Start of Entries supplied

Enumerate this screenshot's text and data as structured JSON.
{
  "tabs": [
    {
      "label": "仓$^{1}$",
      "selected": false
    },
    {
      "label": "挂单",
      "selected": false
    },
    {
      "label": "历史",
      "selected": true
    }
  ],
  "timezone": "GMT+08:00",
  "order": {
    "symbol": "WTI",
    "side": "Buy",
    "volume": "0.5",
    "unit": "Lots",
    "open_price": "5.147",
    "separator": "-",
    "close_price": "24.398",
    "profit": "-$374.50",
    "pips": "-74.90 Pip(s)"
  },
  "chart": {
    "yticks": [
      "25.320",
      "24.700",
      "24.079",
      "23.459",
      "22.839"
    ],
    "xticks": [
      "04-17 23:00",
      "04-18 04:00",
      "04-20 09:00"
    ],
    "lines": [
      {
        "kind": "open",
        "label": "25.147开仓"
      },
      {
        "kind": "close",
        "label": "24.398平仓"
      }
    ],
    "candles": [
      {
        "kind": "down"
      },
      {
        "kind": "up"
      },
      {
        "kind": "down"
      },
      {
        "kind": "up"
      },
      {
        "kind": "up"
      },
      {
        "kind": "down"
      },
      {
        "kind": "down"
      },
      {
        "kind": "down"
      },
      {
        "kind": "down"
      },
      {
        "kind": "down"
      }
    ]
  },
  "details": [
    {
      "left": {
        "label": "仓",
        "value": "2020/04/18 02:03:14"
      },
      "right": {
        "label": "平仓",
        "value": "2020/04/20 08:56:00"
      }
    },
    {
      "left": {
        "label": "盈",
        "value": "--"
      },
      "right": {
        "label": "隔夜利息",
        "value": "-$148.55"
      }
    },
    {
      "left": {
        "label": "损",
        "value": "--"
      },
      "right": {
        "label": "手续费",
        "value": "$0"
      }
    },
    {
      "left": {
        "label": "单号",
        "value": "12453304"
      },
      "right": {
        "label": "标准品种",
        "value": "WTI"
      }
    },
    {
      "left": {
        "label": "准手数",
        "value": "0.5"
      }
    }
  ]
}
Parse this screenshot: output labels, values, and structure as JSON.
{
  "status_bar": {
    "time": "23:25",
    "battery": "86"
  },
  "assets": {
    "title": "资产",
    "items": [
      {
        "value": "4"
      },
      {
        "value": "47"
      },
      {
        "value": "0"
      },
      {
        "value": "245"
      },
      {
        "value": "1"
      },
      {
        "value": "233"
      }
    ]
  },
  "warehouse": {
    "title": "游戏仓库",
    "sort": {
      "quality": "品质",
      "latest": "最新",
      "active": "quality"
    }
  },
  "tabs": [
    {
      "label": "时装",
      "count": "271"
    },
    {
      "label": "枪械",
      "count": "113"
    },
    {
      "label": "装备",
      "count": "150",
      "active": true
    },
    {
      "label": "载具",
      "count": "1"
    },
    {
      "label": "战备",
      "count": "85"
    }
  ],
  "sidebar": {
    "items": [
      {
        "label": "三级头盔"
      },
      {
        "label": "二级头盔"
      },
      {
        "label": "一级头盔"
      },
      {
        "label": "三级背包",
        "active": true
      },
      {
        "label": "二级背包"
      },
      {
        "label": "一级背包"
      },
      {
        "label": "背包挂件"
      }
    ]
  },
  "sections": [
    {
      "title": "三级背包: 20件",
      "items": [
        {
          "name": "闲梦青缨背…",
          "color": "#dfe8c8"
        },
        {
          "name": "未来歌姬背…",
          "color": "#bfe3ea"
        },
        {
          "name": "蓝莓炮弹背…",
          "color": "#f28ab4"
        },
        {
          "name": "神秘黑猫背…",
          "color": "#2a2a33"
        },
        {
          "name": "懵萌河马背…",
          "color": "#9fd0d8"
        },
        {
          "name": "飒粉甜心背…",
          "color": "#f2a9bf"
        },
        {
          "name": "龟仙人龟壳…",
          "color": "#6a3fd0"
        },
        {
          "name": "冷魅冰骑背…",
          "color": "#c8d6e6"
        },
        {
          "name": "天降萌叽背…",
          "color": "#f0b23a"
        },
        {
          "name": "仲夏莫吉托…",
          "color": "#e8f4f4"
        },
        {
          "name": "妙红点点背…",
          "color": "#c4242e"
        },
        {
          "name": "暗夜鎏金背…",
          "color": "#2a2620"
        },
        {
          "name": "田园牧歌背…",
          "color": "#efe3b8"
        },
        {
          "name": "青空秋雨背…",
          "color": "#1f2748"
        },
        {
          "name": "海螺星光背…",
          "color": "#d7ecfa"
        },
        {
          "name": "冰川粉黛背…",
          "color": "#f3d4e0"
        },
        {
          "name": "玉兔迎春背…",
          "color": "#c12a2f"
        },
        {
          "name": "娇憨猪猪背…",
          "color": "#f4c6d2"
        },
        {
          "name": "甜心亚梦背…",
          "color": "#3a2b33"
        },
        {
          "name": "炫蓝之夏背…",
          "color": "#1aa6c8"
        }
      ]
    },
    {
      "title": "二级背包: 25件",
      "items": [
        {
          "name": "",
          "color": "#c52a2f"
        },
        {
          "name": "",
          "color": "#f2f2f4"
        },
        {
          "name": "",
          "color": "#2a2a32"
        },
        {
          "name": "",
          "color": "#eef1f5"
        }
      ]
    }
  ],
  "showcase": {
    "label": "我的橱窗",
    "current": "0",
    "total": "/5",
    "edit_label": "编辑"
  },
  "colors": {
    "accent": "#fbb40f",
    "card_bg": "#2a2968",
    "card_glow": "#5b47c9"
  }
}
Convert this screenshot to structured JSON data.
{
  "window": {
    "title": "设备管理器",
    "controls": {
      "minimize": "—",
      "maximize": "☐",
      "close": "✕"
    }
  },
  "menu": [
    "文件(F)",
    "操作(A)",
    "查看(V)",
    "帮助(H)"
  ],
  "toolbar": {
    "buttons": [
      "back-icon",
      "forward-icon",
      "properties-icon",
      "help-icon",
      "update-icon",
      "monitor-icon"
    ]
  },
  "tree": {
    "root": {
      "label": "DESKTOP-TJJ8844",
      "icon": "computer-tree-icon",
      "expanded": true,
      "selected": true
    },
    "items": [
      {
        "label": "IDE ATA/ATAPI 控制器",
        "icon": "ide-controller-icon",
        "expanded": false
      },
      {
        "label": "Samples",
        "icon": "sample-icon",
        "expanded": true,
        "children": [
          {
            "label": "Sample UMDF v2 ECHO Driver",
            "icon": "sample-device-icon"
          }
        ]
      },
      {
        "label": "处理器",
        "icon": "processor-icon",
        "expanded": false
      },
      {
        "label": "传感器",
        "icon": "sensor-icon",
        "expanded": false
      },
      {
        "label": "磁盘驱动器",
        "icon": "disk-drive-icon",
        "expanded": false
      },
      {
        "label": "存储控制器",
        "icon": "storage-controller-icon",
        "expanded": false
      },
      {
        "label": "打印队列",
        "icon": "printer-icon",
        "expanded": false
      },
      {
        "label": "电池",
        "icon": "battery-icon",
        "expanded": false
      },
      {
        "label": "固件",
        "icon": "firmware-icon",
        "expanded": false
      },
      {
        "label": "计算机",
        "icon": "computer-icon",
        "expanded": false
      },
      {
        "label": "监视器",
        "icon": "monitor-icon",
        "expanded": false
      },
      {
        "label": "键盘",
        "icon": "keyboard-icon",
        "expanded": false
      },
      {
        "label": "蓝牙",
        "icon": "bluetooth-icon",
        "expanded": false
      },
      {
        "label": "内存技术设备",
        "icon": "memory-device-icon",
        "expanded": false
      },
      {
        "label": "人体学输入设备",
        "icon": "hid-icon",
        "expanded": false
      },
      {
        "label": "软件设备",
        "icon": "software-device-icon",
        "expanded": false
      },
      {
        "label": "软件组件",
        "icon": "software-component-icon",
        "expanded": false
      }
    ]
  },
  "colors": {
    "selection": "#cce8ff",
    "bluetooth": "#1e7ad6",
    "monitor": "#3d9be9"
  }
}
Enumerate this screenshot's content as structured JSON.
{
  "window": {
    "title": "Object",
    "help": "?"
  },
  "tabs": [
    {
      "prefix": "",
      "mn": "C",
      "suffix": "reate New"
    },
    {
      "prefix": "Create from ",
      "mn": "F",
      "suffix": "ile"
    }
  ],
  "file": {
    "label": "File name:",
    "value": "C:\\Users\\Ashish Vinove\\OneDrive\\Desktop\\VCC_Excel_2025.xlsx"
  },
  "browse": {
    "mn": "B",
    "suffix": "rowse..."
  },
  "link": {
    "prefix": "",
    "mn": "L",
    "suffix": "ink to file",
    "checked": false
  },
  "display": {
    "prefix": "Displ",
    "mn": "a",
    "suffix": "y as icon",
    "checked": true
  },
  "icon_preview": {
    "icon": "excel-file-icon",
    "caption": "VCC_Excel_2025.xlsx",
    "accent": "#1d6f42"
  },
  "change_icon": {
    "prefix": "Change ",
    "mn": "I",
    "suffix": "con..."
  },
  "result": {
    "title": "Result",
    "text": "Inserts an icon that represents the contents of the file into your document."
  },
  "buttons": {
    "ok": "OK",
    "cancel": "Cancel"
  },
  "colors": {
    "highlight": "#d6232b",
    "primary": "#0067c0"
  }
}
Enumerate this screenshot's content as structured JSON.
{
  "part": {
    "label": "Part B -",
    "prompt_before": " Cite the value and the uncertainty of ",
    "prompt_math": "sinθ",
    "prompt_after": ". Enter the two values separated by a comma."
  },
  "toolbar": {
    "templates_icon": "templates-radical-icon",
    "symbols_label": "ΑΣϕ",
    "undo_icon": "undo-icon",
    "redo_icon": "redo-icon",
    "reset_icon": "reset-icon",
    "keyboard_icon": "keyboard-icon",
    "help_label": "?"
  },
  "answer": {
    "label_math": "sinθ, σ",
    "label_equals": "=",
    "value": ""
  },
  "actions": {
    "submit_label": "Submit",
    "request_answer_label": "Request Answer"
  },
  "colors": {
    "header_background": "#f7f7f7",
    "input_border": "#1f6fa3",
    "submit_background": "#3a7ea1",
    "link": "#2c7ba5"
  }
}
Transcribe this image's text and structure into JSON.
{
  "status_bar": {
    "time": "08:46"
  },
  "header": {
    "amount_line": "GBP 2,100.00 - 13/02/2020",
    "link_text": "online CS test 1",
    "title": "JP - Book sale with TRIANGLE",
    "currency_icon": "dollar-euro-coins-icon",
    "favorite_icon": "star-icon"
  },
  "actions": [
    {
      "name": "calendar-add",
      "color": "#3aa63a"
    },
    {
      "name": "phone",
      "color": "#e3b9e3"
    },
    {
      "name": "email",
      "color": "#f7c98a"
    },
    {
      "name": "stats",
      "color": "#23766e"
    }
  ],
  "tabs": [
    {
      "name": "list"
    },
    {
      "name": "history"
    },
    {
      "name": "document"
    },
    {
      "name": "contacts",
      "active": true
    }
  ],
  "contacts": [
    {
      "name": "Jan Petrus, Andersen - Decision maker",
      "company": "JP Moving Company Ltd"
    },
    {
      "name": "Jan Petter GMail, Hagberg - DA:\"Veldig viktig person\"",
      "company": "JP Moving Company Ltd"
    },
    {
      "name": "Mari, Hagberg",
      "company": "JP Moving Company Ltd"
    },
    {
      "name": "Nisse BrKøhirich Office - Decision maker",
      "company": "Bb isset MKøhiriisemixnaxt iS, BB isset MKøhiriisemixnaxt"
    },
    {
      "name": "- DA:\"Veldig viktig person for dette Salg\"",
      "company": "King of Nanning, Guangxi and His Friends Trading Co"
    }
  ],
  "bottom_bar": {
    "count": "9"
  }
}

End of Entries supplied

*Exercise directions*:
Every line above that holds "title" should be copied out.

*Result of the exercise*:
    "title": "资产",
    "title": "游戏仓库",
      "title": "三级背包: 20件",
      "title": "二级背包: 25件",
    "title": "设备管理器",
    "title": "Object",
    "title": "Result",
    "title": "JP - Book sale with TRIANGLE",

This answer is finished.